How to complete this task
The word "label" marks the lines to copy; find all of them in the entries below.

▼

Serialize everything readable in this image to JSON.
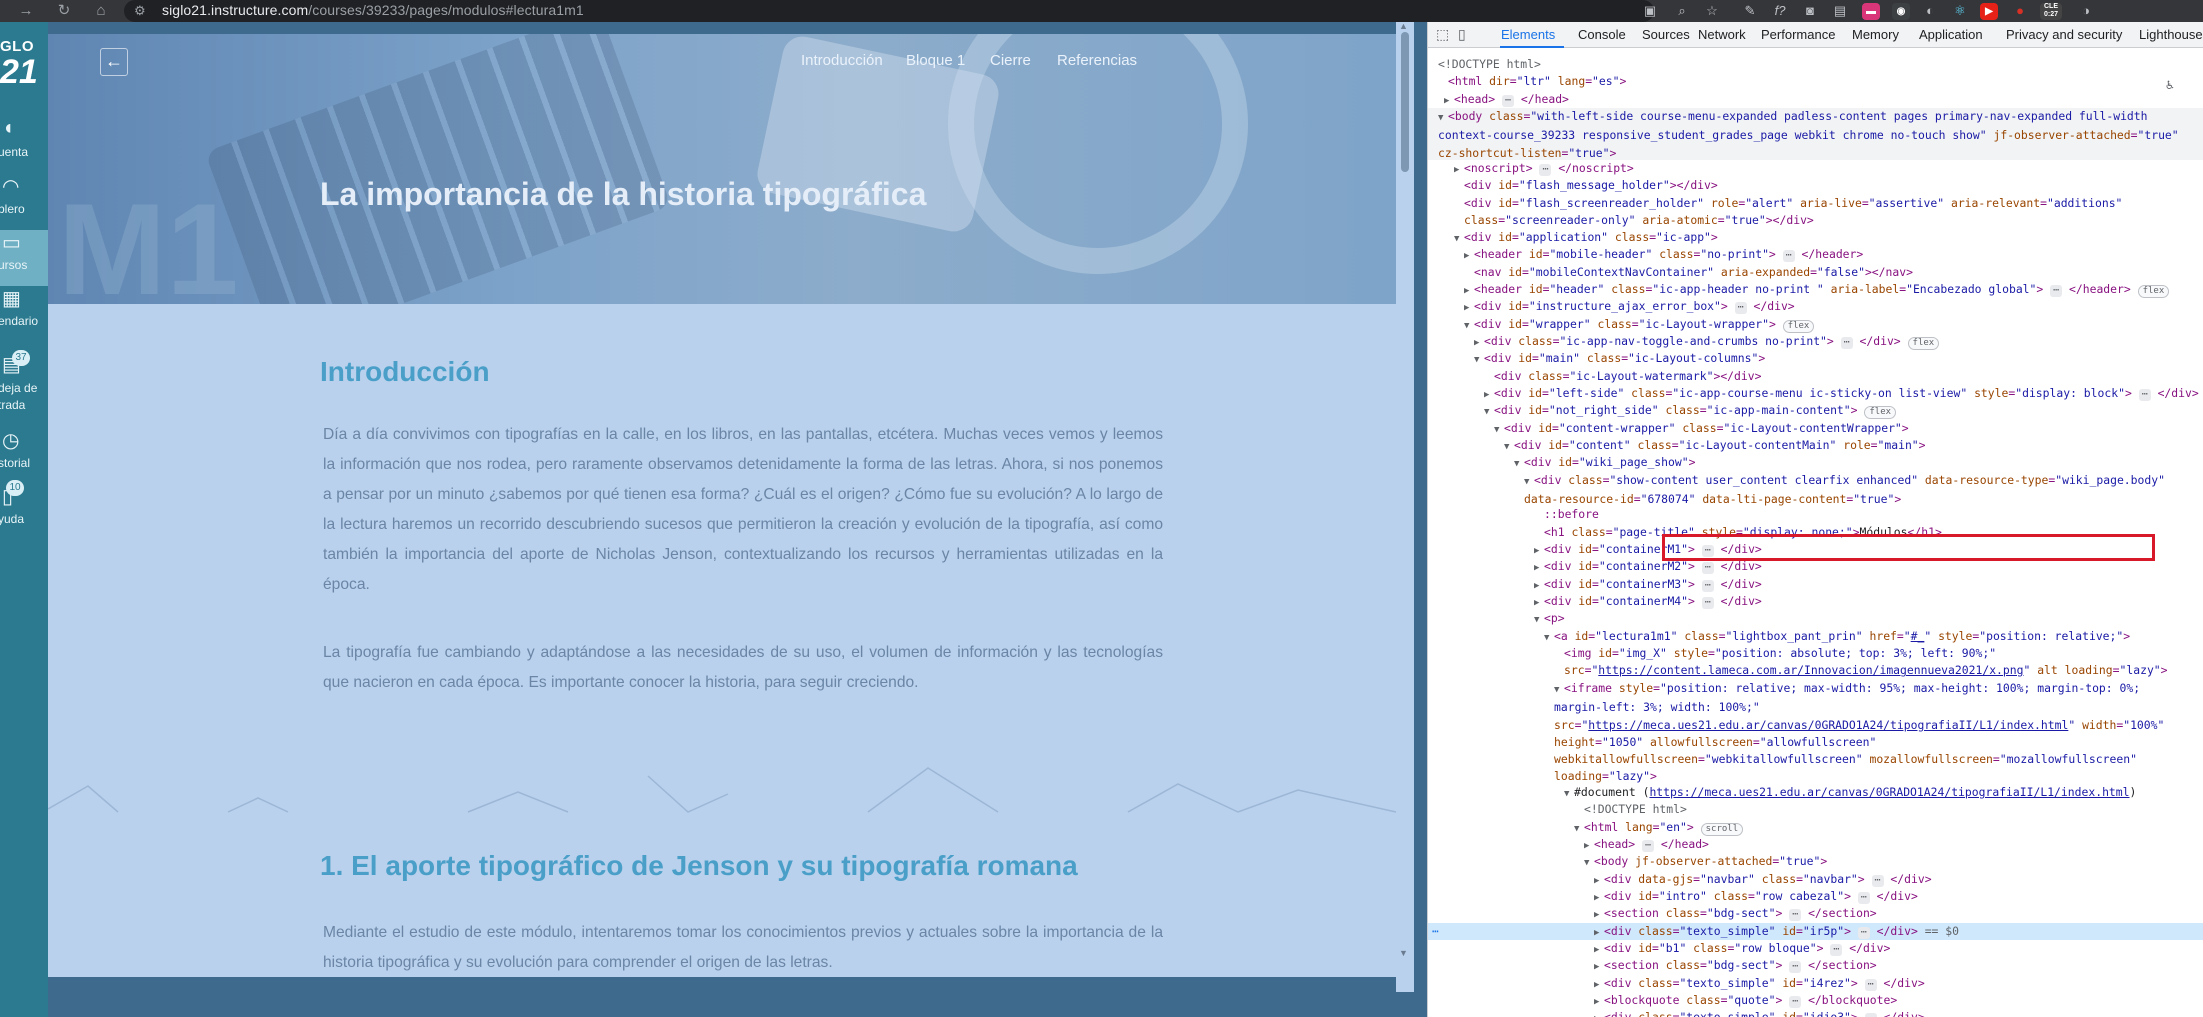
{
  "browser": {
    "url_domain": "siglo21.instructure.com",
    "url_path": "/courses/39233/pages/modulos#lectura1m1",
    "back_icon": "arrow-left-icon",
    "ext_badge": "CLE 0:27"
  },
  "canvas_nav": {
    "logo_line1": "GLO",
    "logo_line2": "21",
    "items": [
      {
        "label": "uenta",
        "icon": "account-icon"
      },
      {
        "label": "blero",
        "icon": "dashboard-icon"
      },
      {
        "label": "ursos",
        "icon": "courses-icon"
      },
      {
        "label": "endario",
        "icon": "calendar-icon"
      },
      {
        "label": "deja de\ntrada",
        "icon": "inbox-icon",
        "badge": "37"
      },
      {
        "label": "storial",
        "icon": "history-icon"
      },
      {
        "label": "yuda",
        "icon": "help-icon",
        "badge": "10"
      }
    ]
  },
  "page": {
    "nav": [
      "Introducción",
      "Bloque 1",
      "Cierre",
      "Referencias"
    ],
    "banner_title": "La importancia de la historia tipográfica",
    "banner_watermark": "M1",
    "intro_title": "Introducción",
    "intro_p1": "Día a día convivimos con tipografías en la calle, en los libros, en las pantallas, etcétera. Muchas veces vemos y leemos la información que nos rodea, pero raramente observamos detenidamente la forma de las letras. Ahora, si nos ponemos a pensar por un minuto ¿sabemos por qué tienen esa forma? ¿Cuál es el origen? ¿Cómo fue su evolución? A lo largo de la lectura haremos un recorrido descubriendo sucesos que permitieron la creación y evolución de la tipografía, así como también la importancia del aporte de Nicholas Jenson, contextualizando los recursos y herramientas utilizadas en la época.",
    "intro_p2": "La tipografía fue cambiando y adaptándose a las necesidades de su uso, el volumen de información y las tecnologías que nacieron en cada época. Es importante conocer la historia, para seguir creciendo.",
    "section1_title": "1. El aporte tipográfico de Jenson y su tipografía romana",
    "section1_p1": "Mediante el estudio de este módulo, intentaremos tomar los conocimientos previos y actuales sobre la importancia de la historia tipográfica y su evolución para comprender el origen de las letras."
  },
  "devtools": {
    "tabs": [
      "Elements",
      "Console",
      "Sources",
      "Network",
      "Performance",
      "Memory",
      "Application",
      "Privacy and security",
      "Lighthouse"
    ],
    "selected_tab": "Elements",
    "selected_node_marker": "== $0",
    "document_url": "https://meca.ues21.edu.ar/canvas/0GRADO1A24/tipografiaII/L1/index.html"
  }
}
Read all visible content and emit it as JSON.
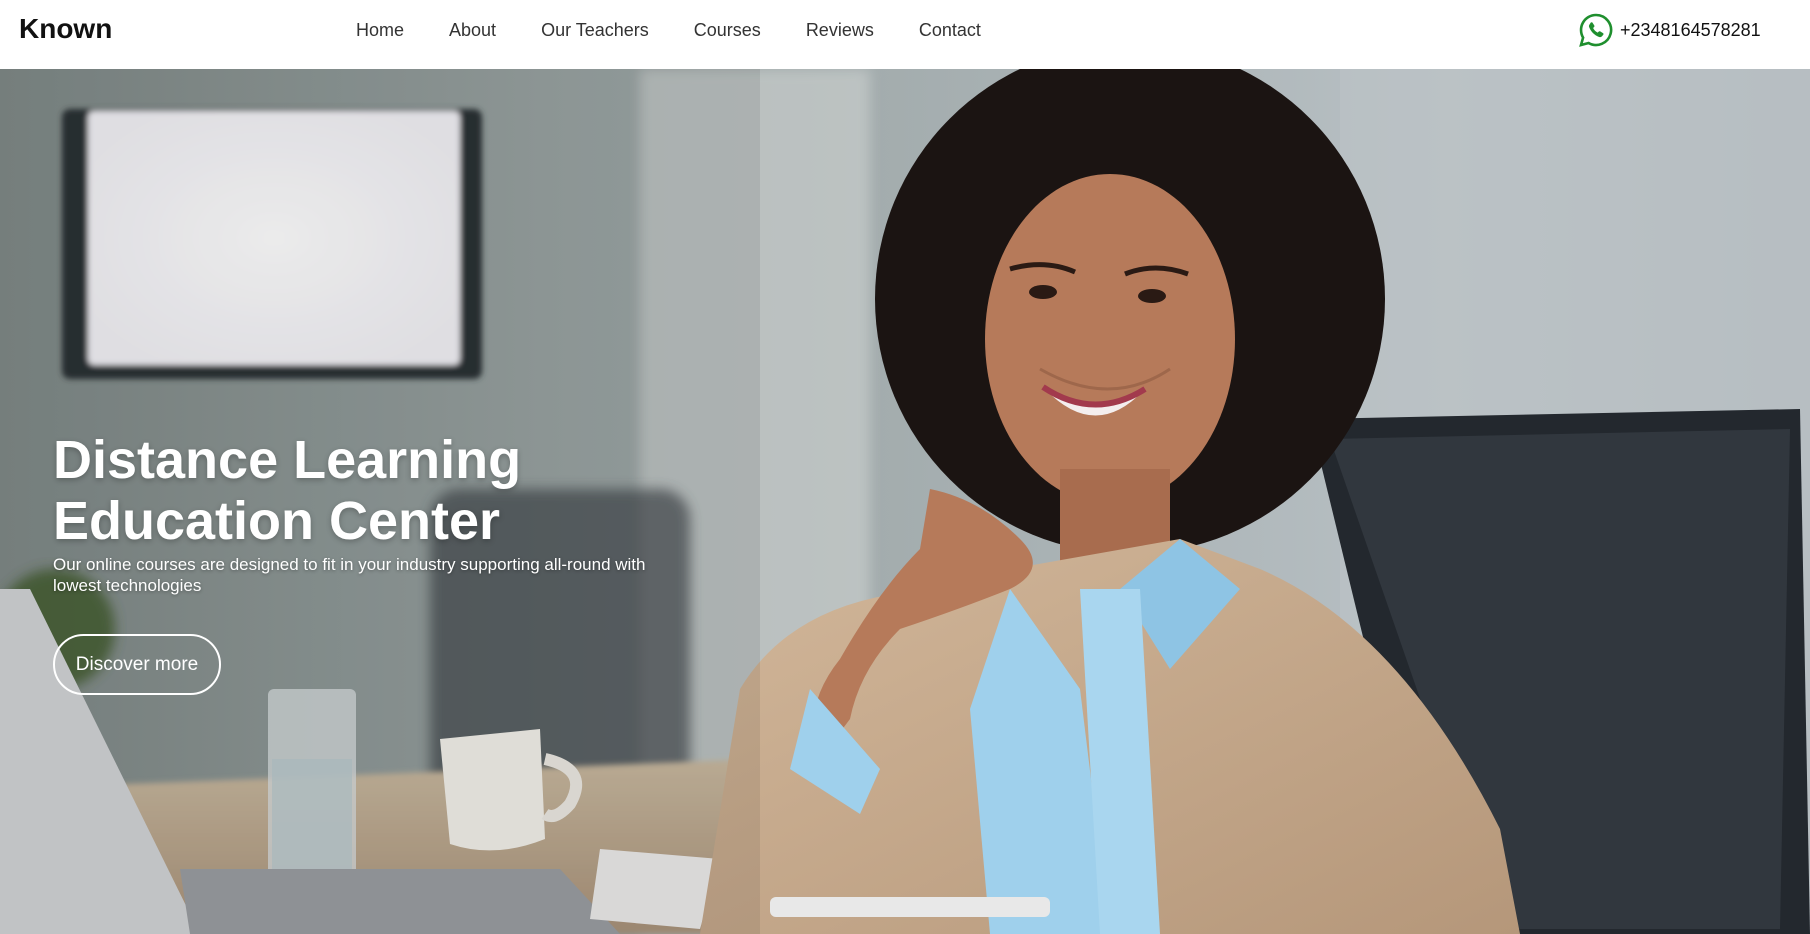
{
  "header": {
    "brand": "Known",
    "nav": [
      "Home",
      "About",
      "Our Teachers",
      "Courses",
      "Reviews",
      "Contact"
    ],
    "phone": "+2348164578281",
    "phone_icon": "whatsapp-icon",
    "phone_icon_color": "#1f8f2e"
  },
  "hero": {
    "title_line1": "Distance Learning",
    "title_line2": "Education Center",
    "subtitle": "Our online courses are designed to fit in your industry supporting all-round with lowest technologies",
    "cta": "Discover more"
  }
}
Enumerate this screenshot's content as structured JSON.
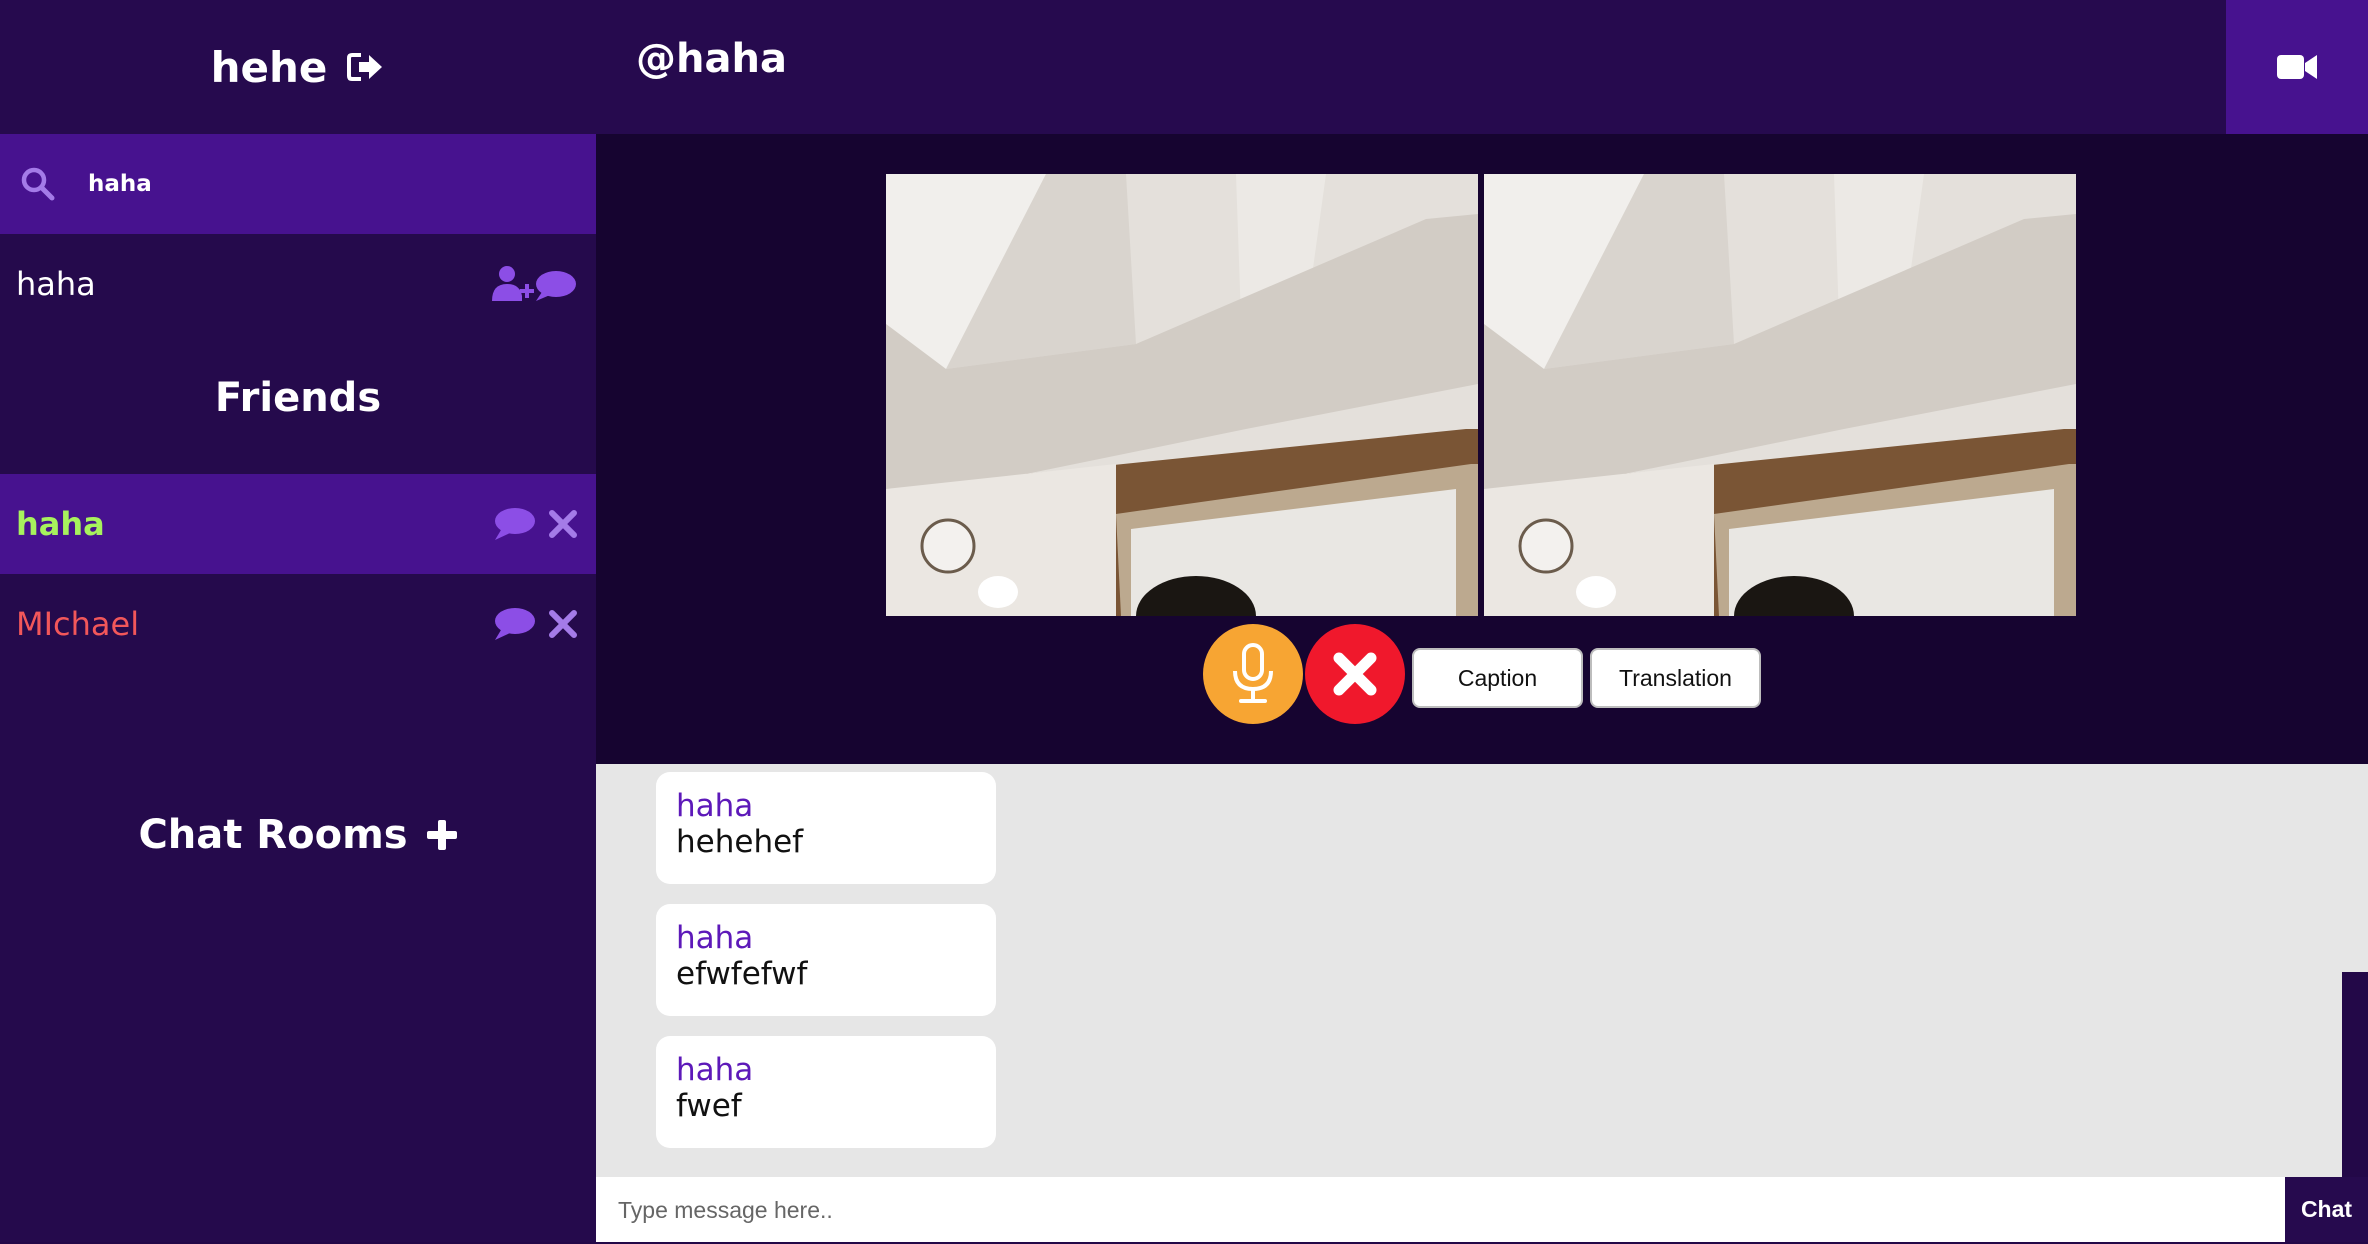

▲

Expected answer
        "label": "uenta",
        "label": "blero",
        "label": "ursos",
        "label": "endario",
        "label": "deja de\ntrada",
        "label": "storial",
        "label": "yuda",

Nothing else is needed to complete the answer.